The offering must close within 120 days.

Disclosure Requirements

You must provide investors with an offering document that describes your business, its management, the securities you are offering, how you plan to use the funds you raise, and the minimum offering amount.

For Tier 1 raises, you are not required to provide financial statements with the offering document. For Tier 2 raises, you must provide financial statements with your offering document. However, the accounting standards used in financial statements issued under the small business financing exemption are less onerous than the offering memorandum exemption.

For Tier 2 Raises, you must also deliver the Small Business Undertaking Form to the applicable securities regulators, undertaking to deliver your annual financial statements, and file an annual Notice of Use of Proceeds. You must make both of these documents reasonably available to investors under the exemption.

Risk Acknowledgment

Every investor must confirm they have read and understood the offering document, and the enhanced risk warning in the Small Business Risk Acknowledgment form.

In Alberta, a business that relies on this exemption must file a Report of Exempt Distribution Form with the Alberta Securities Commission within 30 days.

Which Option Is Best for You?

The offering memorandum exemption allows you to raise more money from a wider variety of investors, but comes with more onerous reporting requirements. If you aren’t looking to raise large amounts of capital, the small business financing exemption – which bears some similarities to the crowdfunding exemption we described in a recent blog – comes with less stringent disclosure obligations.

Both of these exemptions, however, come with the same drawback: tight restrictions on the resale of shares held by your investors, which is a topic we touched on last week. Next week, we’ll look at how the ASC is planning to ease some of those restrictions. In the meantime, the lawyers in our Agriculture & Food and Corporate Finance & Securities groups have wide-ranging experience advising agricultural clients on raising capital. Contact us to learn more.

Note: This article is of a general nature only and is not exhaustive of all possible legal rights or remedies.

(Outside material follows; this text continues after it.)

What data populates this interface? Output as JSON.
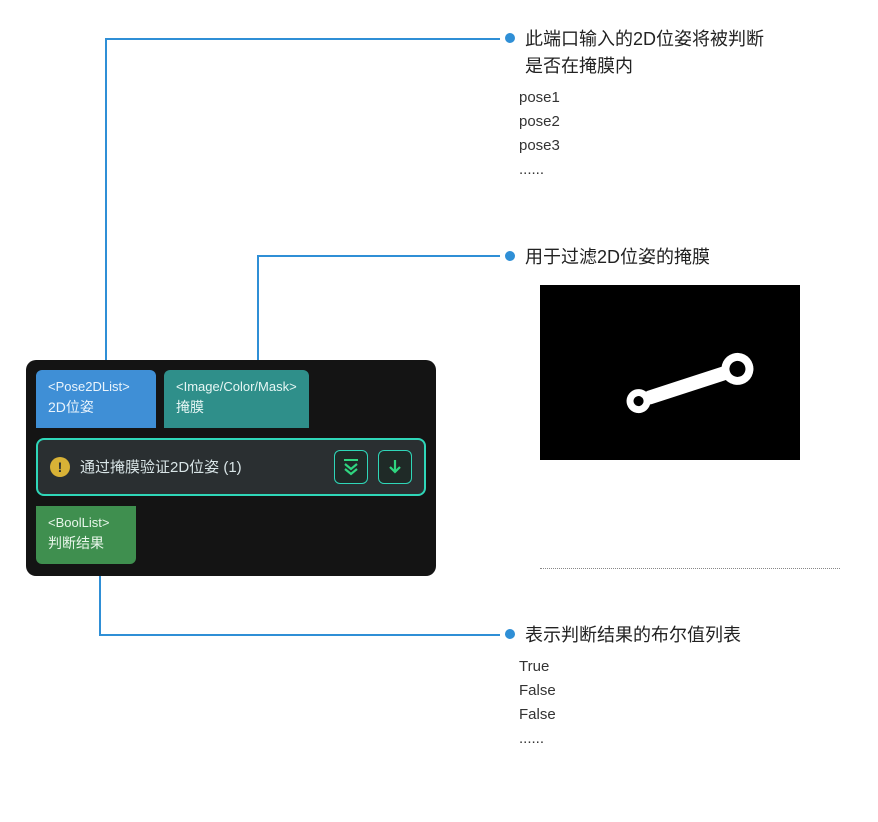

In addition, laws may change over time and should be interpreted only in the context of particular circumstances such that these materials are not intended to be relied upon or taken as legal advice or opinion. Readers should consult a legal professional for specific advice in any particular situation.